■ Problem to work on: Where a line in the material below has the string "header", please report it.

■ Exercise data:
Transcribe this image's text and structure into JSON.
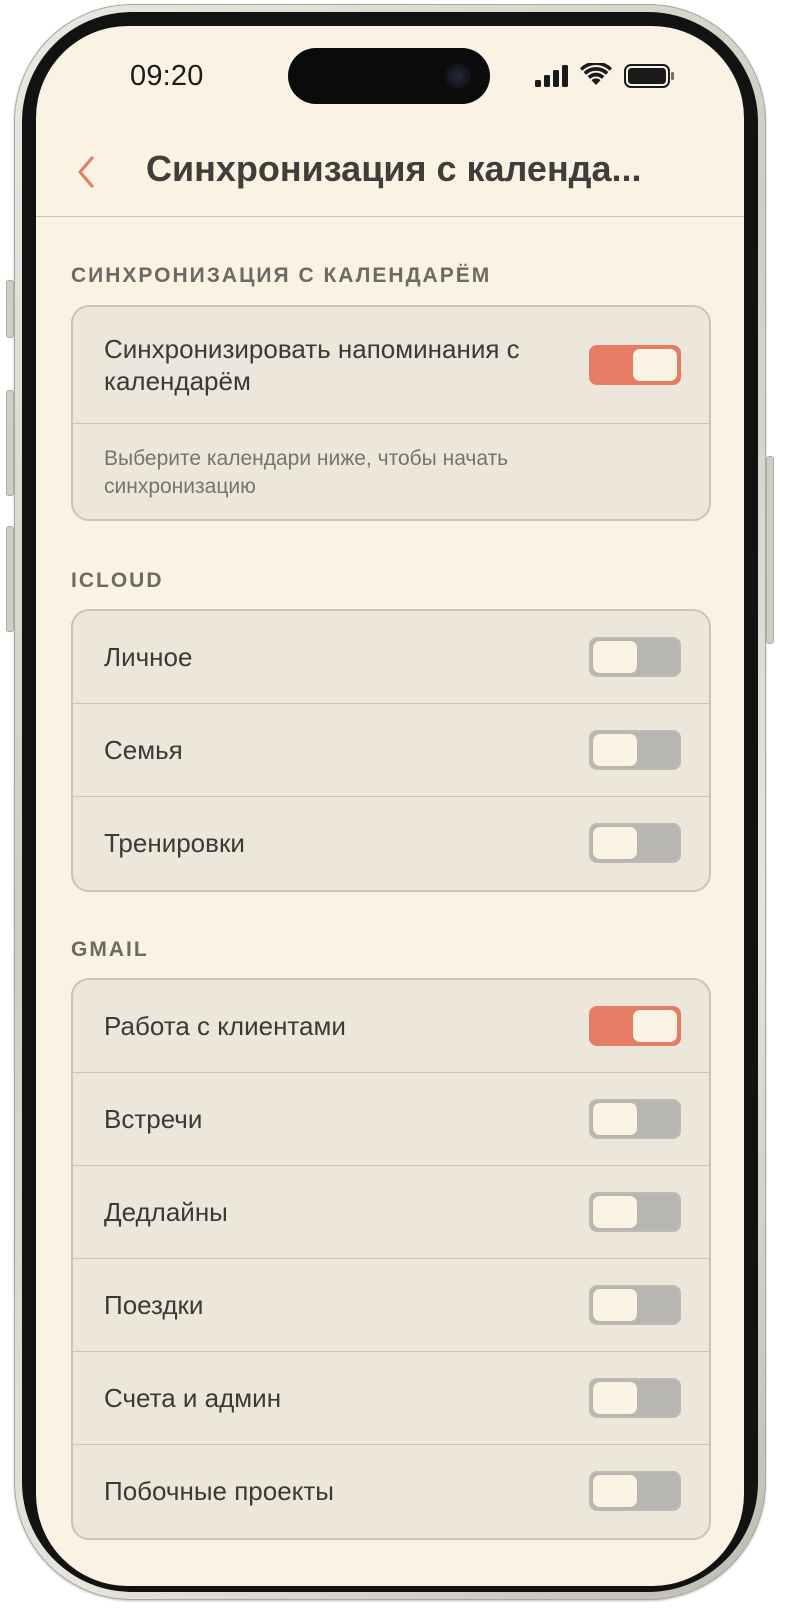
{
  "status_bar": {
    "time": "09:20"
  },
  "nav": {
    "title": "Синхронизация с календа..."
  },
  "sync_section": {
    "header": "СИНХРОНИЗАЦИЯ С КАЛЕНДАРЁМ",
    "toggle_label": "Синхронизировать напоминания с календарём",
    "toggle_on": true,
    "hint": "Выберите календари ниже, чтобы начать синхронизацию"
  },
  "icloud": {
    "header": "ICLOUD",
    "items": [
      {
        "label": "Личное",
        "on": false
      },
      {
        "label": "Семья",
        "on": false
      },
      {
        "label": "Тренировки",
        "on": false
      }
    ]
  },
  "gmail": {
    "header": "GMAIL",
    "items": [
      {
        "label": "Работа с клиентами",
        "on": true
      },
      {
        "label": "Встречи",
        "on": false
      },
      {
        "label": "Дедлайны",
        "on": false
      },
      {
        "label": "Поездки",
        "on": false
      },
      {
        "label": "Счета и админ",
        "on": false
      },
      {
        "label": "Побочные проекты",
        "on": false
      }
    ]
  },
  "colors": {
    "accent": "#e57c64",
    "background": "#faf3e4",
    "card": "#ede6da",
    "toggle_off": "#b8b6b1"
  }
}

■ Answer box:
    "header": "СИНХРОНИЗАЦИЯ С КАЛЕНДАРЁМ",
    "header": "ICLOUD",
    "header": "GMAIL",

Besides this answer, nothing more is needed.